Your objective:
Everything in the listing below needs to be retyped exactly.

Input for this task:

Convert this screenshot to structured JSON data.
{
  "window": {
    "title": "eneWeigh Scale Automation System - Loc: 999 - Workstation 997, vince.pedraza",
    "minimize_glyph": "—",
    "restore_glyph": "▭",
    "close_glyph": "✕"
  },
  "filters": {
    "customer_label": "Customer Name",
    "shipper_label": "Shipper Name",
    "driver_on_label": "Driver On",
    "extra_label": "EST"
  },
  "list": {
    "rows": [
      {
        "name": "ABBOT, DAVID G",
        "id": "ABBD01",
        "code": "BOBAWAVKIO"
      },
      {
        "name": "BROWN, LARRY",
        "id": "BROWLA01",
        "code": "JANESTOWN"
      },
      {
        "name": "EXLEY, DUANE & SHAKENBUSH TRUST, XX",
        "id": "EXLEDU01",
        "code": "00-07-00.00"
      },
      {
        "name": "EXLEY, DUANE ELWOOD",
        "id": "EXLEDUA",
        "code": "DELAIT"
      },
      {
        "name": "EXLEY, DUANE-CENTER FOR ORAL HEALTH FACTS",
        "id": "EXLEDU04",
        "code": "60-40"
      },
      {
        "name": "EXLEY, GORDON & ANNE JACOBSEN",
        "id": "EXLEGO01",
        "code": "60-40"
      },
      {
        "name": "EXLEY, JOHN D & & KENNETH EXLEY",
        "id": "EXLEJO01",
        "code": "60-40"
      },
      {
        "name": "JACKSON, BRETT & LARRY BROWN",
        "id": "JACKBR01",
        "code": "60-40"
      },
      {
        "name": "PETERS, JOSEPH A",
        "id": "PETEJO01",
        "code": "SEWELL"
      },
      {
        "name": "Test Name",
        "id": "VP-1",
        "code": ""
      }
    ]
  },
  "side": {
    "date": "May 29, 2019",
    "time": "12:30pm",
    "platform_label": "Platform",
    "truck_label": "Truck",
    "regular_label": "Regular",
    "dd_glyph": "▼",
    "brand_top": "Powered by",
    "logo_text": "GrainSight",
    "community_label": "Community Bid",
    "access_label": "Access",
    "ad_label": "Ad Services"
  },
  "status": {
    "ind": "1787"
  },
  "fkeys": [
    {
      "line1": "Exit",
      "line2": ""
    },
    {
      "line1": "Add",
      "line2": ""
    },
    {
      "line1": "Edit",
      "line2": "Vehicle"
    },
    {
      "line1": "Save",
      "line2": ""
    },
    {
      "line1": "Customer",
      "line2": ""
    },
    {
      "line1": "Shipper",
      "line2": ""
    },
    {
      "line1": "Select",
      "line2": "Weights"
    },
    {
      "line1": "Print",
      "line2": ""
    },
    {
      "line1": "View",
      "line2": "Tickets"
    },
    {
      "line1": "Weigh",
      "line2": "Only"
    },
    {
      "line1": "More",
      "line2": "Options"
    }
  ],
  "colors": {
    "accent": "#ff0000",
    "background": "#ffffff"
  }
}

Written reply:
Convert this screenshot to structured JSON data.
{
  "window": {
    "title": "eneWeigh Scale Automation System - Loc: 999 - Workstation 997, vince.pedraza",
    "minimize_glyph": "—",
    "restore_glyph": "▭",
    "close_glyph": "✕"
  },
  "filters": {
    "customer_label": "Customer Name",
    "shipper_label": "Shipper Name",
    "driver_on_label": "Driver On",
    "extra_label": "EST"
  },
  "list": {
    "rows": [
      {
        "name": "ABBOT, DAVID G",
        "id": "ABBD01",
        "code": "BOBAWAVKIO"
      },
      {
        "name": "BROWN, LARRY",
        "id": "BROWLA01",
        "code": "JANESTOWN"
      },
      {
        "name": "EXLEY, DUANE & SHAKENBUSH TRUST, XX",
        "id": "EXLEDU01",
        "code": "00-07-00.00"
      },
      {
        "name": "EXLEY, DUANE ELWOOD",
        "id": "EXLEDUA",
        "code": "DELAIT"
      },
      {
        "name": "EXLEY, DUANE-CENTER FOR ORAL HEALTH FACTS",
        "id": "EXLEDU04",
        "code": "60-40"
      },
      {
        "name": "EXLEY, GORDON & ANNE JACOBSEN",
        "id": "EXLEGO01",
        "code": "60-40"
      },
      {
        "name": "EXLEY, JOHN D & & KENNETH EXLEY",
        "id": "EXLEJO01",
        "code": "60-40"
      },
      {
        "name": "JACKSON, BRETT & LARRY BROWN",
        "id": "JACKBR01",
        "code": "60-40"
      },
      {
        "name": "PETERS, JOSEPH A",
        "id": "PETEJO01",
        "code": "SEWELL"
      },
      {
        "name": "Test Name",
        "id": "VP-1",
        "code": ""
      }
    ]
  },
  "side": {
    "date": "May 29, 2019",
    "time": "12:30pm",
    "platform_label": "Platform",
    "truck_label": "Truck",
    "regular_label": "Regular",
    "dd_glyph": "▼",
    "brand_top": "Powered by",
    "logo_text": "GrainSight",
    "community_label": "Community Bid",
    "access_label": "Access",
    "ad_label": "Ad Services"
  },
  "status": {
    "ind": "1787"
  },
  "fkeys": [
    {
      "line1": "Exit",
      "line2": ""
    },
    {
      "line1": "Add",
      "line2": ""
    },
    {
      "line1": "Edit",
      "line2": "Vehicle"
    },
    {
      "line1": "Save",
      "line2": ""
    },
    {
      "line1": "Customer",
      "line2": ""
    },
    {
      "line1": "Shipper",
      "line2": ""
    },
    {
      "line1": "Select",
      "line2": "Weights"
    },
    {
      "line1": "Print",
      "line2": ""
    },
    {
      "line1": "View",
      "line2": "Tickets"
    },
    {
      "line1": "Weigh",
      "line2": "Only"
    },
    {
      "line1": "More",
      "line2": "Options"
    }
  ],
  "colors": {
    "accent": "#ff0000",
    "background": "#ffffff"
  }
}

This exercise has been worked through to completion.